**WHAT THE TASK REQUIRES:** What follows is a set of records, each of which is to be written out exactly.

**Data records for software interfaces:**
⟨
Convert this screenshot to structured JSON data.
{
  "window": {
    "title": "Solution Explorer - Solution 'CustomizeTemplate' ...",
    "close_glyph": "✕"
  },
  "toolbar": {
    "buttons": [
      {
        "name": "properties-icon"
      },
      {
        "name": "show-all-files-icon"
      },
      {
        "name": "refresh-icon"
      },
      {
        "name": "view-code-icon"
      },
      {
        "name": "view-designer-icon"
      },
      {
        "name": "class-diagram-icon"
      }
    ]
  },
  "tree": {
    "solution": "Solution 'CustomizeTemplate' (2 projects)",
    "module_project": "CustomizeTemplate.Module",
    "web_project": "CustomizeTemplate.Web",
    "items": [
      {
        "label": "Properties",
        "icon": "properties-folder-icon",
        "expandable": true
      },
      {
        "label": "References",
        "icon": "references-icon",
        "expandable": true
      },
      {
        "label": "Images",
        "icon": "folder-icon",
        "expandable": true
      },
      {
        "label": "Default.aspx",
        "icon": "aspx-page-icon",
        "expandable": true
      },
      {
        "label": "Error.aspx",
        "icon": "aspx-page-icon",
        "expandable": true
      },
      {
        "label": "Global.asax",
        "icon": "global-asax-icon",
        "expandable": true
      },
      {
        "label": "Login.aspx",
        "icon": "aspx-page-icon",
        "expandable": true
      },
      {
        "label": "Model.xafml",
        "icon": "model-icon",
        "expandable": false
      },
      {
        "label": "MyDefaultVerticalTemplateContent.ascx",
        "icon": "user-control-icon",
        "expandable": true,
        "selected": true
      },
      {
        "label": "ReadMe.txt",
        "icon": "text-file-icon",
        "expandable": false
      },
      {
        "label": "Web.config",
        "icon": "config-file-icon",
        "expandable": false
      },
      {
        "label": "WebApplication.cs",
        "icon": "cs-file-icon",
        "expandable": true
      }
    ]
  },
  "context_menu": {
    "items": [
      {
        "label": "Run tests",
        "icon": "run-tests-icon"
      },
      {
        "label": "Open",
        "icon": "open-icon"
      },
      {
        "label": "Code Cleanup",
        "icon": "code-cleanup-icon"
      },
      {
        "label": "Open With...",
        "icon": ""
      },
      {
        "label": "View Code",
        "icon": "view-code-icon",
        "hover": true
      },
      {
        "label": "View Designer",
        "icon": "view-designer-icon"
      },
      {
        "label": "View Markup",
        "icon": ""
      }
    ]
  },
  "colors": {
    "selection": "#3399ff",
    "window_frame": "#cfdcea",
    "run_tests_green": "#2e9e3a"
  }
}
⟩
**TASK OUTPUT:**
Convert this screenshot to structured JSON data.
{
  "window": {
    "title": "Solution Explorer - Solution 'CustomizeTemplate' ...",
    "close_glyph": "✕"
  },
  "toolbar": {
    "buttons": [
      {
        "name": "properties-icon"
      },
      {
        "name": "show-all-files-icon"
      },
      {
        "name": "refresh-icon"
      },
      {
        "name": "view-code-icon"
      },
      {
        "name": "view-designer-icon"
      },
      {
        "name": "class-diagram-icon"
      }
    ]
  },
  "tree": {
    "solution": "Solution 'CustomizeTemplate' (2 projects)",
    "module_project": "CustomizeTemplate.Module",
    "web_project": "CustomizeTemplate.Web",
    "items": [
      {
        "label": "Properties",
        "icon": "properties-folder-icon",
        "expandable": true
      },
      {
        "label": "References",
        "icon": "references-icon",
        "expandable": true
      },
      {
        "label": "Images",
        "icon": "folder-icon",
        "expandable": true
      },
      {
        "label": "Default.aspx",
        "icon": "aspx-page-icon",
        "expandable": true
      },
      {
        "label": "Error.aspx",
        "icon": "aspx-page-icon",
        "expandable": true
      },
      {
        "label": "Global.asax",
        "icon": "global-asax-icon",
        "expandable": true
      },
      {
        "label": "Login.aspx",
        "icon": "aspx-page-icon",
        "expandable": true
      },
      {
        "label": "Model.xafml",
        "icon": "model-icon",
        "expandable": false
      },
      {
        "label": "MyDefaultVerticalTemplateContent.ascx",
        "icon": "user-control-icon",
        "expandable": true,
        "selected": true
      },
      {
        "label": "ReadMe.txt",
        "icon": "text-file-icon",
        "expandable": false
      },
      {
        "label": "Web.config",
        "icon": "config-file-icon",
        "expandable": false
      },
      {
        "label": "WebApplication.cs",
        "icon": "cs-file-icon",
        "expandable": true
      }
    ]
  },
  "context_menu": {
    "items": [
      {
        "label": "Run tests",
        "icon": "run-tests-icon"
      },
      {
        "label": "Open",
        "icon": "open-icon"
      },
      {
        "label": "Code Cleanup",
        "icon": "code-cleanup-icon"
      },
      {
        "label": "Open With...",
        "icon": ""
      },
      {
        "label": "View Code",
        "icon": "view-code-icon",
        "hover": true
      },
      {
        "label": "View Designer",
        "icon": "view-designer-icon"
      },
      {
        "label": "View Markup",
        "icon": ""
      }
    ]
  },
  "colors": {
    "selection": "#3399ff",
    "window_frame": "#cfdcea",
    "run_tests_green": "#2e9e3a"
  }
}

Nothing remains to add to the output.